Always Investigating obtained state COVID case intake forms and database templates to dig into how health officials are gathering information from and about positive COVID cases. From this we can see what is known and whether it’s logged into the databases. This is data that could be made accessible in aggregate to policymakers in order to know the areas that really are proving to be hot spots for the virus.
The intake is set up with specific variables for race and age, also whether there’s been recent travel or a household transmission. But beyond that there are no specific categories on the intake forms to help sort “place of exposure” into the 17 location-specific categories that Hawaii’s reopening plan says it’s watching for risk. The database wouldn’t easily output, for example, exactly how many positives have come from the beach or the bar, the gym or the office.
“I do think the general categories of the clusters would be a valuable piece of information” said Dr. Victoria Fan, with the Myron B. Thompson School of Social Work at UH Manoa, “and especially since this disease is a superspreading disease, so clusters really, really matter.”
Fan is also part of the Hawaii Pandemic Applied Modeling work group — HiPAM for short. HiPAM’s worst-case model as of the summer came more than true in late July, and their forecast into August warns of a 10,000 to 12,000 case range within weeks if something drastic doesn’t change.
“With HiPAM we’ve been advocating for getting more real-time granular data,” Fan said. “We’ve been communicating with and trying to work with the Department of Health in terms of improving their data systems. We’ve been emphasizing what kinds of key indicators we would like to see including the lab test turnaround time, how long does it take on average from the time a person tested until the time they get a result? Then from the time the test result is delivered to the time the contact is traced. In Hawaii we’ve been more modest in sharing those particular cluster locations, perhaps to our detriment.”
Lawmakers have been asking for more data, too. The state House recently implored health officials to share more details regularly about when and especially where COVID pops up.
Some of HiPAM’s and lawmakers’ wishes are about to come true.
“We have new metrics that we are going to be publishing including response time for case investigations and contact tracing,” said Dr. Bruce Anderson, director of the Department of Health. Neither Anderson nor Ige committed to a timeline but Anderson added: “We are trying to get that information together as best we can so we can report it routinely, as well as lab turnaround times and a lot of other data that we think is going to be useful to give the public a good understanding of exactly where we are and where we’re going.”

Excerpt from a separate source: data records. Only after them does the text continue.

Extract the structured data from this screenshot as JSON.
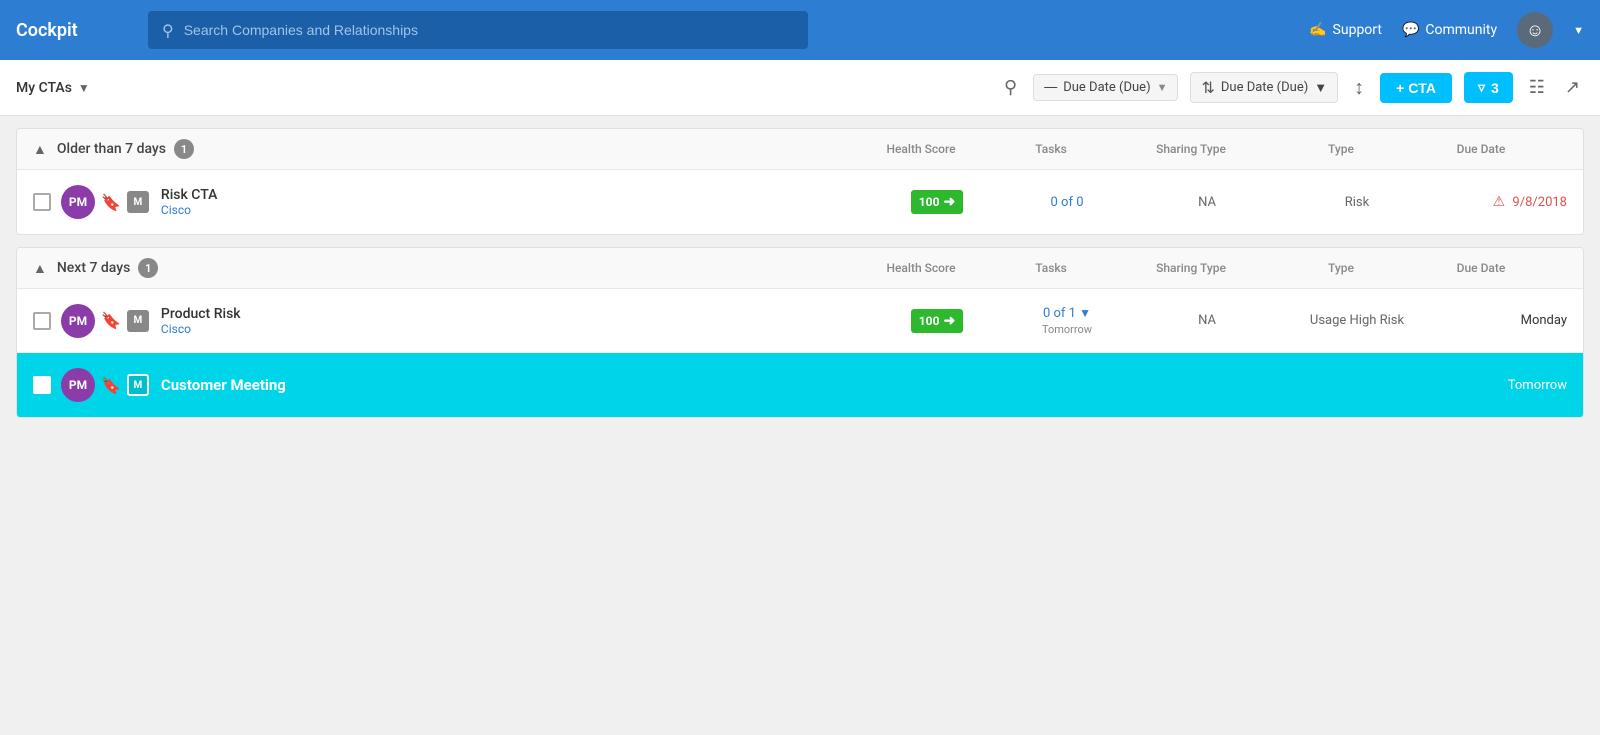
{
  "app": {
    "title": "Cockpit"
  },
  "nav": {
    "search_placeholder": "Search Companies and Relationships",
    "support_label": "Support",
    "community_label": "Community"
  },
  "toolbar": {
    "view_label": "My CTAs",
    "group_by_label": "Due Date (Due)",
    "sort_by_label": "Due Date (Due)",
    "add_cta_label": "+ CTA",
    "filter_count": "3"
  },
  "group1": {
    "title": "Older than 7 days",
    "count": "1",
    "columns": [
      "Health Score",
      "Tasks",
      "Sharing Type",
      "Type",
      "Due Date"
    ],
    "row": {
      "initials": "PM",
      "badge": "M",
      "name": "Risk CTA",
      "company": "Cisco",
      "health_score": "100",
      "tasks": "0 of 0",
      "sharing_type": "NA",
      "type": "Risk",
      "due_date": "9/8/2018",
      "overdue": true
    }
  },
  "group2": {
    "title": "Next 7 days",
    "count": "1",
    "columns": [
      "Health Score",
      "Tasks",
      "Sharing Type",
      "Type",
      "Due Date"
    ],
    "row1": {
      "initials": "PM",
      "badge": "M",
      "name": "Product Risk",
      "company": "Cisco",
      "health_score": "100",
      "tasks": "0 of 1",
      "tasks_due": "Tomorrow",
      "sharing_type": "NA",
      "type": "Usage High Risk",
      "due_date": "Monday"
    },
    "row2": {
      "initials": "PM",
      "badge": "M",
      "name": "Customer Meeting",
      "due_date": "Tomorrow",
      "highlighted": true
    }
  }
}
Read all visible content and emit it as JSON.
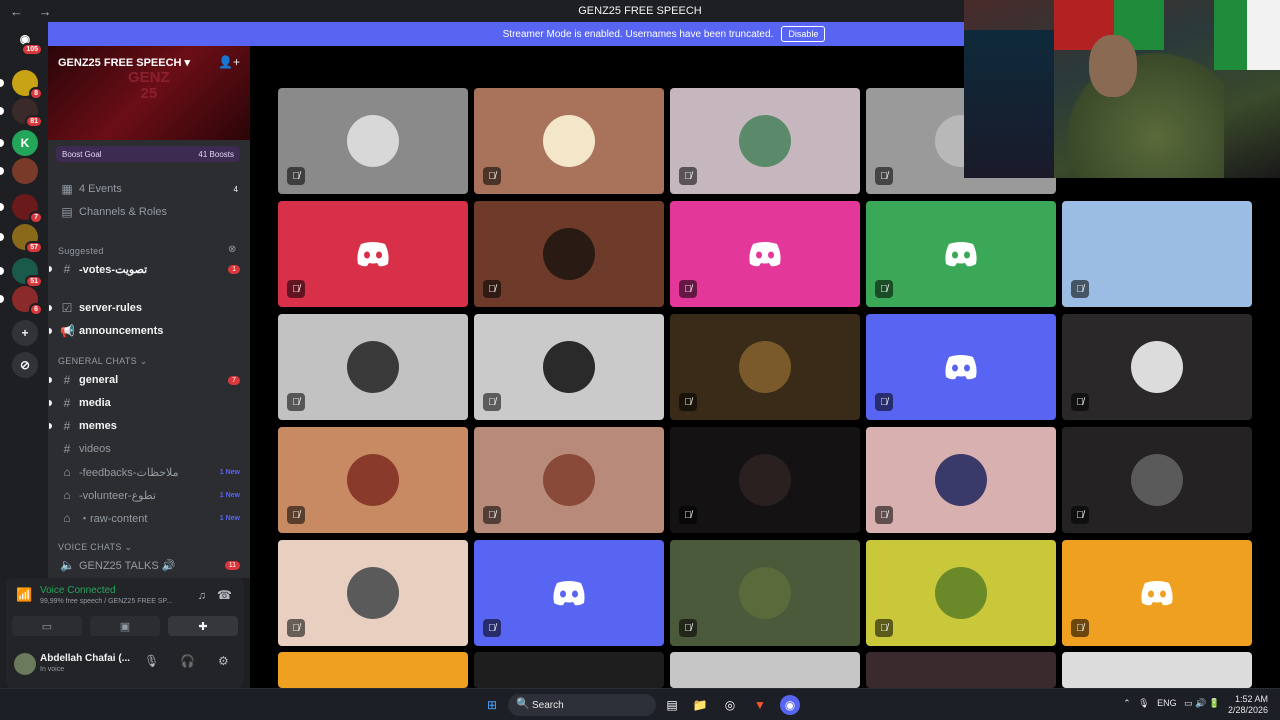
{
  "window": {
    "title": "GENZ25 FREE SPEECH",
    "back_icon": "arrow-left-icon",
    "forward_icon": "arrow-right-icon"
  },
  "banner": {
    "text": "Streamer Mode is enabled. Usernames have been truncated.",
    "disable_label": "Disable"
  },
  "rail": {
    "dm_badge": "105",
    "servers": [
      {
        "badge": "8",
        "color": "#c8a415"
      },
      {
        "badge": "81",
        "color": "#3a2a2a"
      },
      {
        "badge": "",
        "color": "#23a55a",
        "letter": "K"
      },
      {
        "badge": "",
        "color": "#7a3a2a"
      },
      {
        "badge": "7",
        "color": "#6a1a1a"
      },
      {
        "badge": "57",
        "color": "#8a6a1a"
      },
      {
        "badge": "51",
        "color": "#1a5a4a"
      },
      {
        "badge": "6",
        "color": "#8a2a2a"
      }
    ]
  },
  "server": {
    "name": "GENZ25 FREE SPEECH",
    "banner_art": "GENZ\n25",
    "boost_goal": "Boost Goal",
    "boost_count": "41 Boosts"
  },
  "channels": {
    "events": {
      "label": "4 Events",
      "count": "4"
    },
    "channels_roles": "Channels & Roles",
    "suggested_label": "Suggested",
    "suggested": {
      "label": "-votes-تصويت",
      "count": "1"
    },
    "top": [
      {
        "label": "server-rules"
      },
      {
        "label": "announcements"
      }
    ],
    "general_cat": "GENERAL CHATS",
    "general": [
      {
        "label": "general",
        "count": "7",
        "unread": true
      },
      {
        "label": "media",
        "unread": true
      },
      {
        "label": "memes",
        "unread": true
      },
      {
        "label": "videos",
        "unread": false
      },
      {
        "label": "-feedbacks-ملاحظات",
        "new": "1 New"
      },
      {
        "label": "-volunteer-تطوع",
        "new": "1 New"
      },
      {
        "label": "・raw-content",
        "new": "1 New"
      }
    ],
    "voice_cat": "VOICE CHATS",
    "voice": {
      "label": "GENZ25 TALKS 🔊",
      "count": "11"
    }
  },
  "voice_panel": {
    "status": "Voice Connected",
    "subtitle": "99,99% free speech / GENZ25 FREE SP..."
  },
  "user": {
    "name": "Abdellah Chafai (...",
    "status": "In voice"
  },
  "tiles": [
    {
      "bg": "#8a8a8a",
      "kind": "avatar",
      "av": "#d8d8d8"
    },
    {
      "bg": "#a8735a",
      "kind": "avatar",
      "av": "#f4e6c8"
    },
    {
      "bg": "#c6b7be",
      "kind": "avatar",
      "av": "#5a8a6a"
    },
    {
      "bg": "#9a9a9a",
      "kind": "avatar",
      "av": "#b8b8b8"
    },
    {
      "bg": "#000000",
      "kind": "none"
    },
    {
      "bg": "#d9304a",
      "kind": "discord"
    },
    {
      "bg": "#6e3a2a",
      "kind": "avatar",
      "av": "#2a1a14"
    },
    {
      "bg": "#e3379a",
      "kind": "discord"
    },
    {
      "bg": "#3aa856",
      "kind": "discord"
    },
    {
      "bg": "#9bbde3",
      "kind": "avatar",
      "av": "#9bbde3"
    },
    {
      "bg": "#c2c2c2",
      "kind": "avatar",
      "av": "#3a3a3a"
    },
    {
      "bg": "#cacaca",
      "kind": "avatar",
      "av": "#2a2a2a"
    },
    {
      "bg": "#3a2a18",
      "kind": "avatar",
      "av": "#7a5a2a"
    },
    {
      "bg": "#5865f2",
      "kind": "discord"
    },
    {
      "bg": "#2a2828",
      "kind": "avatar",
      "av": "#dcdcdc"
    },
    {
      "bg": "#c88a62",
      "kind": "avatar",
      "av": "#8a3a2a"
    },
    {
      "bg": "#b88a7a",
      "kind": "avatar",
      "av": "#8a4a3a"
    },
    {
      "bg": "#141212",
      "kind": "avatar",
      "av": "#2a2020"
    },
    {
      "bg": "#d8b0b0",
      "kind": "avatar",
      "av": "#3a3a6a"
    },
    {
      "bg": "#242222",
      "kind": "avatar",
      "av": "#5a5a5a"
    },
    {
      "bg": "#e8cfc0",
      "kind": "avatar",
      "av": "#5a5a5a"
    },
    {
      "bg": "#5865f2",
      "kind": "discord"
    },
    {
      "bg": "#4a5a3a",
      "kind": "avatar",
      "av": "#5a6a3a"
    },
    {
      "bg": "#c8c83a",
      "kind": "avatar",
      "av": "#6a8a2a"
    },
    {
      "bg": "#f0a020",
      "kind": "discord"
    },
    {
      "bg": "#f0a020",
      "kind": "partial"
    },
    {
      "bg": "#1e1e1e",
      "kind": "partial"
    },
    {
      "bg": "#c6c6c6",
      "kind": "partial"
    },
    {
      "bg": "#3a2a2e",
      "kind": "partial"
    },
    {
      "bg": "#dcdcdc",
      "kind": "partial"
    }
  ],
  "taskbar": {
    "search": "Search",
    "lang": "ENG",
    "time": "1:52 AM",
    "date": "2/28/2026"
  }
}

Lots of data already exists on the state dashboard, and just Tuesday the state released an aggregated list of previously announced cases and say they’ll keep doing that weekly.
Data experts offer a lesson on a key variable called R0 – pronounced R-naught — the level of infectiousness and number of people each case spreads COVID to on average. Hawaii’s R0 has been really high, making for a steep exponential curve.
“While I think it’s really important that we use data to make informed decisions, so much of this epidemic is really in our own hands and it’s in the hands of everyday people,” Fan said. “Our actions such putting on our face masks, washing our hands, staying apart, staying at home, that will help to drive that rate of transmission down. If enough of us chose, ‘you know what for the next couple weeks I’m going to stay home and just do a little staycation,’ we’ll stop the spread.”